After a half-hour hiatus, Elvis returned to the stage. He had left, he explained, because of a “twisted ankle and nature calls and you don’t fool around with nature.” Though he emphasized, “there’s nothing wrong with my health,” a Civic Center official later said Elvis was on medication and was treated by a physician during the 30-minute gap.
An Apologetic Elvis Returns to the Stage
On returning to the stage, Elvis “came on like gangbusters,” noted Bennett in his review’s only praise of Presley, “as he politely and apologetically tried to recoup his losses … He repeatedly thanked the audience for hanging with him and said ambiguously, ‘If you want us back we’ll come back.’” That only a handful later asked for a refund is some evidence that he won back a portion of the crowd’s goodwill, but Bennett observed that, “at the finale there was no ovation, and patrons exited shaking their heads and speculating on what was wrong with him.”
The painful honesty of Marty Bennett’s review stands in stark contrast to Earl Arnett’s fraudulent article in the Baltimore Sun the next day. Under the fallacious headline, “Presley Has The Old Magic Still,” Arnett brazenly declared that Elvis had, “visited a packed house at the Civic Center last night and generated the same excitement that has made him an American household word for 20 years.” Nowhere in Arnett’s “review” does he mention Presley’s mysteriously half-hour stage absence. Instead, the writer observed that, “Elvis’ show was intelligent and well-paced.”
Of course, it was ill health that led to Elvis leaving the stage in the middle of his 1977 Baltimore show. It was his tenth stop on a 14-city tour that began in Knoxville, Tennessee, on May 20. A doctor who saw him backstage in Knoxville reported that Elvis was “pale, swollen—he had no stamina.” Two nights later in Largo, Maryland, Elvis threw two microphones to the stage after a sound problem and left the stage briefly for what he called, “nature’s call.”
Elvis Presley’s show in Baltimore on May 29, 1977, will forever be remembered as a heartbreaking night in music history. Despite the ticket scalping and illicit sales, fans eagerly awaited the performance, only to witness an ailing Elvis struggling on stage. He walked off midway through the show, leaving his troupe to ad-lib and entertain the bewildered audience. After a thirty-minute hiatus, Elvis returned, apologizing and trying to recoup the crowd’s goodwill. However, the damage was done, and patrons left the venue shaking their heads.

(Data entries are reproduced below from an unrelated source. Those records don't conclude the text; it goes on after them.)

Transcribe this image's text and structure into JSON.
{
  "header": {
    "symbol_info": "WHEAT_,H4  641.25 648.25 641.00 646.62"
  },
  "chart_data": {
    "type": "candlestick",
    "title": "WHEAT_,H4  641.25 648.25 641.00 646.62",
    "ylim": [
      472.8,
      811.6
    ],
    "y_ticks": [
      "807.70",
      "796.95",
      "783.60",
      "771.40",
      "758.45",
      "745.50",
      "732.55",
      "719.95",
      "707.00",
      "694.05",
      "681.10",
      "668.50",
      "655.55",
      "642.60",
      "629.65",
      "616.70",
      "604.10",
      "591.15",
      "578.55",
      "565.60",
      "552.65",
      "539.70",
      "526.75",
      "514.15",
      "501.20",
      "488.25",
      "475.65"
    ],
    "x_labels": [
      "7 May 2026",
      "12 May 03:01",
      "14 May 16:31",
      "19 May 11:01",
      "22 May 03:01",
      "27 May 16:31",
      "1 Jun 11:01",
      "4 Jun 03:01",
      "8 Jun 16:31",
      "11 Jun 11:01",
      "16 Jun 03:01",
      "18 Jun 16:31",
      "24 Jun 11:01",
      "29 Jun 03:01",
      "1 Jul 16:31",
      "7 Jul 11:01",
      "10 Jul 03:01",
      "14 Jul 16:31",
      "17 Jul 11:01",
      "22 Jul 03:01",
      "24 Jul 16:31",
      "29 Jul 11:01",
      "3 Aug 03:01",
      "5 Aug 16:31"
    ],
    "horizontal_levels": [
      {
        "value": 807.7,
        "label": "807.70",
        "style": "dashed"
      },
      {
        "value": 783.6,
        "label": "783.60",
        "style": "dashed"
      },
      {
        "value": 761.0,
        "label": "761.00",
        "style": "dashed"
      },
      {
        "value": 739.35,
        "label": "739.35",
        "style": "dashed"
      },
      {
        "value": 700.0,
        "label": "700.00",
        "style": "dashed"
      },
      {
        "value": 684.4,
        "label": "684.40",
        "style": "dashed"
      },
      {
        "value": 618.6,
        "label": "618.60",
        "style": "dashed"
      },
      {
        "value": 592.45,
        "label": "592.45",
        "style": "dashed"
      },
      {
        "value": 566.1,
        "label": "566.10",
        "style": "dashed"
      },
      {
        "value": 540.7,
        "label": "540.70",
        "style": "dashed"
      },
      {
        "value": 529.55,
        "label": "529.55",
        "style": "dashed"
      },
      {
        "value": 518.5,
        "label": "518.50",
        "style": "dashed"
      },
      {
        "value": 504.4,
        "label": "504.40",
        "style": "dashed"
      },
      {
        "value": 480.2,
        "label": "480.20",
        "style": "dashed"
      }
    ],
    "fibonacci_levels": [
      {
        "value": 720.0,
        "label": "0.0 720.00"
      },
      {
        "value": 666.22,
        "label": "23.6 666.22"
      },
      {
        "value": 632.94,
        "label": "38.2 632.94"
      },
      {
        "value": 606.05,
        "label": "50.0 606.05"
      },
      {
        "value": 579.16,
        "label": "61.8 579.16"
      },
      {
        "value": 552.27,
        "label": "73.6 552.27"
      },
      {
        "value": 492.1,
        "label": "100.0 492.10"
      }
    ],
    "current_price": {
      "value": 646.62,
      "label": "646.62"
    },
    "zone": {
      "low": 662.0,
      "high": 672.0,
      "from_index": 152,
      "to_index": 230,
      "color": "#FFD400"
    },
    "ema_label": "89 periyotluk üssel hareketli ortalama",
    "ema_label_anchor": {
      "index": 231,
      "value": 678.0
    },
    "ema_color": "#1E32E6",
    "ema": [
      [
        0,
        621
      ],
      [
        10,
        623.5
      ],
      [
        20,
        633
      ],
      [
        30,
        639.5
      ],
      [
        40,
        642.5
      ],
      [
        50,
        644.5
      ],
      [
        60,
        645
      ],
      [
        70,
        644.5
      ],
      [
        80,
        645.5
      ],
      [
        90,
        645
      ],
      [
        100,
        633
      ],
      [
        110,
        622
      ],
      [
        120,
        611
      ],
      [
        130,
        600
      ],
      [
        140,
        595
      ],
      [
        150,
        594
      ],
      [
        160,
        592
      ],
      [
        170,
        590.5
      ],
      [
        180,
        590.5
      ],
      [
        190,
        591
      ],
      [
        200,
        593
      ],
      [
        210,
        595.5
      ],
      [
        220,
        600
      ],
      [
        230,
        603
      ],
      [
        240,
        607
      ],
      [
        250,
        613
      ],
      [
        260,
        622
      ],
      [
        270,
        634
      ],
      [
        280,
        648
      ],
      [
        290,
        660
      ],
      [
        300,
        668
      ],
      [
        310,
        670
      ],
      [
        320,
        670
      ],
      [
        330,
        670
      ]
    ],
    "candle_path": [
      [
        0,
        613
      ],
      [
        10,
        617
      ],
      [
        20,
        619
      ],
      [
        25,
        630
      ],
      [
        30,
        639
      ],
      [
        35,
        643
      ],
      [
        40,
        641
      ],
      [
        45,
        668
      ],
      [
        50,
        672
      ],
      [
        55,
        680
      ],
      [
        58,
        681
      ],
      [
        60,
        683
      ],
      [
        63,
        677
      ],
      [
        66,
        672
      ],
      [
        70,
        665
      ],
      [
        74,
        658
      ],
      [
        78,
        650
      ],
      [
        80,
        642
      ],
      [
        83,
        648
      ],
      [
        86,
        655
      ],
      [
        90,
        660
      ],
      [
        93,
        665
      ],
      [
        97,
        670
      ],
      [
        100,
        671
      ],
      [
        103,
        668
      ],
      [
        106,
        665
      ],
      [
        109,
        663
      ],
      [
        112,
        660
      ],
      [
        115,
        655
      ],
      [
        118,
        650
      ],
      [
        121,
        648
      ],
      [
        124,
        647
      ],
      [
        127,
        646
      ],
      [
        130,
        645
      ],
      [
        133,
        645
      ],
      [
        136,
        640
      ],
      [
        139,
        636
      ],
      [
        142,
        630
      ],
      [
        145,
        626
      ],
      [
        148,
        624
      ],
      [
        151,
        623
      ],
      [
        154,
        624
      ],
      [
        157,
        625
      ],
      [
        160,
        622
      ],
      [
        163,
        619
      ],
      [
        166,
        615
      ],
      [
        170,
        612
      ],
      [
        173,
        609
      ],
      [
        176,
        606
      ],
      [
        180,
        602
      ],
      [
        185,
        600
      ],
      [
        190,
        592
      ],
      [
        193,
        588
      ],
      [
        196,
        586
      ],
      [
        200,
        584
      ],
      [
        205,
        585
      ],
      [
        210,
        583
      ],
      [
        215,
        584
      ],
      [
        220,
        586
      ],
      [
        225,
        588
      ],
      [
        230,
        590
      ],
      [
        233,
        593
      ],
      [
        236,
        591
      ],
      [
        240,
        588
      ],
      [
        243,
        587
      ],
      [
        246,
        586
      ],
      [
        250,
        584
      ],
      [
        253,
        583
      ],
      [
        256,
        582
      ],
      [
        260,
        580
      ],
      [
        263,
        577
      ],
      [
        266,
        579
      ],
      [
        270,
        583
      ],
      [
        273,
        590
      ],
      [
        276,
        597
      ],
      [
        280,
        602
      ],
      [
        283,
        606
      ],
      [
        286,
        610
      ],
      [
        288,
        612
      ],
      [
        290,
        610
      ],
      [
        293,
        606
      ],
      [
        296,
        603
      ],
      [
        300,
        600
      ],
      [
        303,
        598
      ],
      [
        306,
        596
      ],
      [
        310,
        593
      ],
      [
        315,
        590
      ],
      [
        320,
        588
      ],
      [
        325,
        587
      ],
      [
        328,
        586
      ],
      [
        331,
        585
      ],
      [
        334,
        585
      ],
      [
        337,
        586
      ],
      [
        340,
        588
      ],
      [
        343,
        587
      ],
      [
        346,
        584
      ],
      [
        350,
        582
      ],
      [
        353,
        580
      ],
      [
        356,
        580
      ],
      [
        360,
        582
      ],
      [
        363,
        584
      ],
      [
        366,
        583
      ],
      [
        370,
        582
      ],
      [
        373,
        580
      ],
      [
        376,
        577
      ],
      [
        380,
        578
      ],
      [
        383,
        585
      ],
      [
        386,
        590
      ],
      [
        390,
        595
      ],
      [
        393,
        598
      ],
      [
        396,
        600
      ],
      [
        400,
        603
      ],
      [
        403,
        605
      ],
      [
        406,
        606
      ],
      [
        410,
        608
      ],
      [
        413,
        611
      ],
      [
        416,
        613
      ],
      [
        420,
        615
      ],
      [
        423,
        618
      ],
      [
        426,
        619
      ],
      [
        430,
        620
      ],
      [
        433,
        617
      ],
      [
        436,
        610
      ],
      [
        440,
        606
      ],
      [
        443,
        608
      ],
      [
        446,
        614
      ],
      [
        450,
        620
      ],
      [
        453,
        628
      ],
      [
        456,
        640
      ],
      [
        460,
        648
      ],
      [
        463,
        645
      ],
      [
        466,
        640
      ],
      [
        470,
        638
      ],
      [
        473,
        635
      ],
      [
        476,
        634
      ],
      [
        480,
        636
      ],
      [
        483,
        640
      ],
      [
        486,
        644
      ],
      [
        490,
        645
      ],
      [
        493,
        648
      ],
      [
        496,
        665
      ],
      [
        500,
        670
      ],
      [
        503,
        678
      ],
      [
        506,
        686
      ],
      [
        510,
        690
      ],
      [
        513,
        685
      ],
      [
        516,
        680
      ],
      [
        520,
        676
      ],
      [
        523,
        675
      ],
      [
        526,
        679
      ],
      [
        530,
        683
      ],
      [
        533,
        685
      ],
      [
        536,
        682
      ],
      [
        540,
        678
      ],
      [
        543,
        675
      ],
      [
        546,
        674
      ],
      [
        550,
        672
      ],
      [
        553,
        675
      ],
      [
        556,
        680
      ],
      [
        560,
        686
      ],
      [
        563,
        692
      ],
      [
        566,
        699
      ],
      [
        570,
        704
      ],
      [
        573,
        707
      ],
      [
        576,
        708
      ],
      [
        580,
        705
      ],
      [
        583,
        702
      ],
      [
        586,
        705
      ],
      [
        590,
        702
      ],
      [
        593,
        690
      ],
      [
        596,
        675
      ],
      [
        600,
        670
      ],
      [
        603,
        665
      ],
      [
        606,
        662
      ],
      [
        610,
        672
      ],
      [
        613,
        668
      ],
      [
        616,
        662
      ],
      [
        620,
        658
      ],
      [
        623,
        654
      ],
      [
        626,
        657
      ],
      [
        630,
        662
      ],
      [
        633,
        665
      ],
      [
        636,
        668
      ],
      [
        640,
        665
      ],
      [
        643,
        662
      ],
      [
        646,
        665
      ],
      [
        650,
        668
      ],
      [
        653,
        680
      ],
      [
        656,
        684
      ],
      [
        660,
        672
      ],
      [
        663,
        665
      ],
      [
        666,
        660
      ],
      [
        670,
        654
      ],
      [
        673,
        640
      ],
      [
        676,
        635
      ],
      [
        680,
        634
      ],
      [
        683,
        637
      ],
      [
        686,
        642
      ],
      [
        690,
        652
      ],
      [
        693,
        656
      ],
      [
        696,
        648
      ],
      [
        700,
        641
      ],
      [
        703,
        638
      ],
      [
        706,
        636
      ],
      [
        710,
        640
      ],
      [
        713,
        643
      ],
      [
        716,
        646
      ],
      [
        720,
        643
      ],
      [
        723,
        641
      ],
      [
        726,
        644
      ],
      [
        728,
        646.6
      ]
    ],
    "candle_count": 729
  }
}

This unforgettable night serves as a poignant reminder of Elvis’s declining health and the toll it took on his performances. Marty Bennett’s honest review contrasted sharply with Earl Arnett’s misleading article, highlighting the contrast between integrity and deception in music journalism.
As an Elvis fan, or even someone fascinated by music history, this concert in Baltimore holds a significant place. It’s a reminder of the vulnerability of our beloved icons and the impact their struggles can have on their art. Though that night may not have been a cherished memory for many, it remains etched in the annals of Elvis Presley’s legendary career.